**INPUT MATERIAL:**
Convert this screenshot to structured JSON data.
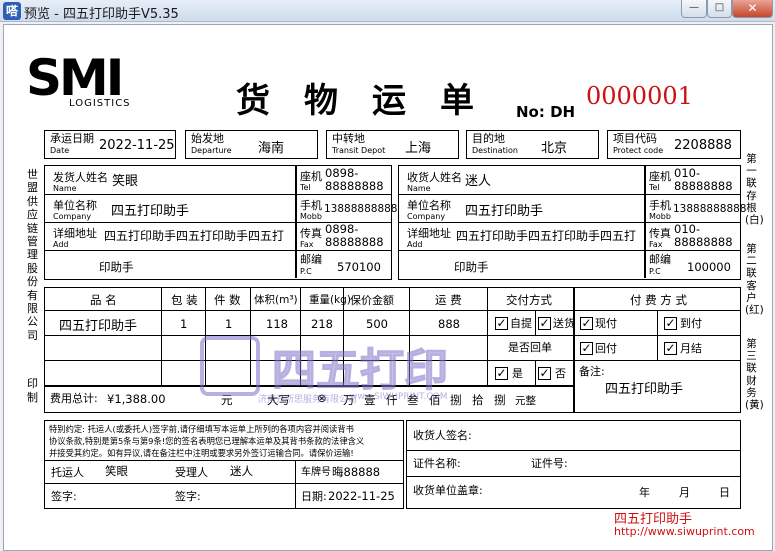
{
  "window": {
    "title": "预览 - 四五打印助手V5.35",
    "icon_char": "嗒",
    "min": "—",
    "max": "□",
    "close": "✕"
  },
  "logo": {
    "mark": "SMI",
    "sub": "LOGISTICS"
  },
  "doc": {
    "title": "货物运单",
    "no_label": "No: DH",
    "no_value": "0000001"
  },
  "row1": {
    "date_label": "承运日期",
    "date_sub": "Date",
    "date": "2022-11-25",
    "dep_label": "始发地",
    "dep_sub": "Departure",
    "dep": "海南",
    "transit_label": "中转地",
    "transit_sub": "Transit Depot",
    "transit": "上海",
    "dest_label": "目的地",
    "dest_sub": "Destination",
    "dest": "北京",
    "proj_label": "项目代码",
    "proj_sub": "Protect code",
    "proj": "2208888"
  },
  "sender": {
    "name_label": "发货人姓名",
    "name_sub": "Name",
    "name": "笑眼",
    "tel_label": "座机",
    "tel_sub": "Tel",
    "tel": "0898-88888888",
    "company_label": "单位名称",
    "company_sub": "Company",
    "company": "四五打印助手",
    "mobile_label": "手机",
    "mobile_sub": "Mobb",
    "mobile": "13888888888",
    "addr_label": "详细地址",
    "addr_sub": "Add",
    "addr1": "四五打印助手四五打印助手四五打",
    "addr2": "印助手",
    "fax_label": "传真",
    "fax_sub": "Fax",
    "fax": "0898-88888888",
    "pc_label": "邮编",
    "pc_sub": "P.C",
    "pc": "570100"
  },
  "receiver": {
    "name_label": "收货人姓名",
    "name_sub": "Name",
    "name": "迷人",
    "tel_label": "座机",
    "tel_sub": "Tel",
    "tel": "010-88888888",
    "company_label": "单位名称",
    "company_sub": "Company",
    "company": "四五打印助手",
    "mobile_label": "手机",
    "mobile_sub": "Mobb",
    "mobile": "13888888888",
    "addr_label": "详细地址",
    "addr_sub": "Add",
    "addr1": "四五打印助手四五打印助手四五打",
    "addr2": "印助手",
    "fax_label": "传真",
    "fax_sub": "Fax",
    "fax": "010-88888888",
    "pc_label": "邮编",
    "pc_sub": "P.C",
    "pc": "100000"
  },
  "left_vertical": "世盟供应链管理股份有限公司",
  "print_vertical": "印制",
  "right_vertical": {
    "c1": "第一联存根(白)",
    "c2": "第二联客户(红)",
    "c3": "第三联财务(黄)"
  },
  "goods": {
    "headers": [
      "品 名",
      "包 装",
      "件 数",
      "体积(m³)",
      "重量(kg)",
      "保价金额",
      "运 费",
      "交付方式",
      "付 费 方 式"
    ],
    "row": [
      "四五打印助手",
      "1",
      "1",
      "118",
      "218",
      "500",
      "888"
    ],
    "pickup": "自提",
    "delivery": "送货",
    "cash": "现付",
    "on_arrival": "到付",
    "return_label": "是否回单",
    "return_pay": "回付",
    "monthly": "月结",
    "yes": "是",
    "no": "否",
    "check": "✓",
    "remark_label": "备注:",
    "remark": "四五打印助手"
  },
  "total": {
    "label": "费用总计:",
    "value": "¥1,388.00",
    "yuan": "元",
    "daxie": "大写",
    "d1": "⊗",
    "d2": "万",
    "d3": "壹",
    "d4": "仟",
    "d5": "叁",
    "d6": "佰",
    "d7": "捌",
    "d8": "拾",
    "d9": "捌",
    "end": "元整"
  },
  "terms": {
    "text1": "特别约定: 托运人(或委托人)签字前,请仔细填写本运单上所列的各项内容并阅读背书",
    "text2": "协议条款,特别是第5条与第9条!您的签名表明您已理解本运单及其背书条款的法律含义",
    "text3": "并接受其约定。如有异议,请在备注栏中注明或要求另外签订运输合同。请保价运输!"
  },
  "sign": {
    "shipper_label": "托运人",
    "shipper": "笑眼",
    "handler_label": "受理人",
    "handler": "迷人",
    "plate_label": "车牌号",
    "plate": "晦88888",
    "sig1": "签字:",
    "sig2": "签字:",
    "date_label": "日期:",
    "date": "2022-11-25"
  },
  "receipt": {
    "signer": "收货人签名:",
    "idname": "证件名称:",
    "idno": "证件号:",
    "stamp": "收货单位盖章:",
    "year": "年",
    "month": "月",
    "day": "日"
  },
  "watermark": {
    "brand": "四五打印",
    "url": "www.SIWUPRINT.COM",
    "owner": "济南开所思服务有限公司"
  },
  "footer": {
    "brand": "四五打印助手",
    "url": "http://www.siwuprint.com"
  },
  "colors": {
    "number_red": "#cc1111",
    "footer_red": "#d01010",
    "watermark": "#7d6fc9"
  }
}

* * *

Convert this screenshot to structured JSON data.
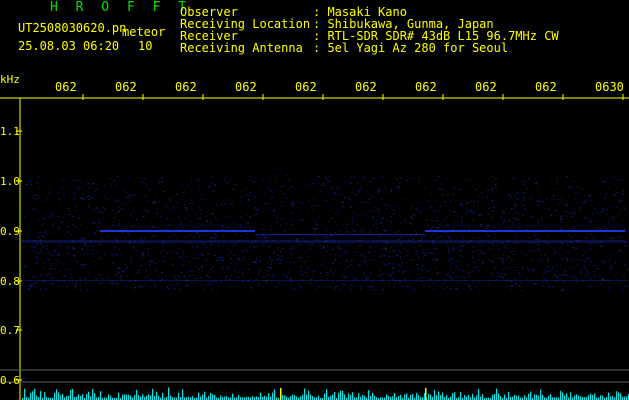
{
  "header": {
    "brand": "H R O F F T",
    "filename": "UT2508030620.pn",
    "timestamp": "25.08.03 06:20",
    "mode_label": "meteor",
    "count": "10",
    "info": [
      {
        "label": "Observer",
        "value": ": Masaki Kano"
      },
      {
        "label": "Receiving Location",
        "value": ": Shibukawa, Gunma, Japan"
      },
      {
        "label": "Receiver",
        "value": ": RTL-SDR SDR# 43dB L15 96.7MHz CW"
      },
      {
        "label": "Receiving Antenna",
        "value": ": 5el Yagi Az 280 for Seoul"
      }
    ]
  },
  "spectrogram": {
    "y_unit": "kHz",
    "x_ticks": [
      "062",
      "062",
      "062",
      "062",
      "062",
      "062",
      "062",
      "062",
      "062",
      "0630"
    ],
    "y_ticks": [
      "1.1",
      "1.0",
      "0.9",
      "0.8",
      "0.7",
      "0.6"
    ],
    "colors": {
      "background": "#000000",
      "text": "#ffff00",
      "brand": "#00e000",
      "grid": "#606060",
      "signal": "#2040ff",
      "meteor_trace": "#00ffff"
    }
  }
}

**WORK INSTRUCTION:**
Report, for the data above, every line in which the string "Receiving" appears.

**WRITTEN ANSWER:**
        "label": "Receiving Location",
        "label": "Receiving Antenna",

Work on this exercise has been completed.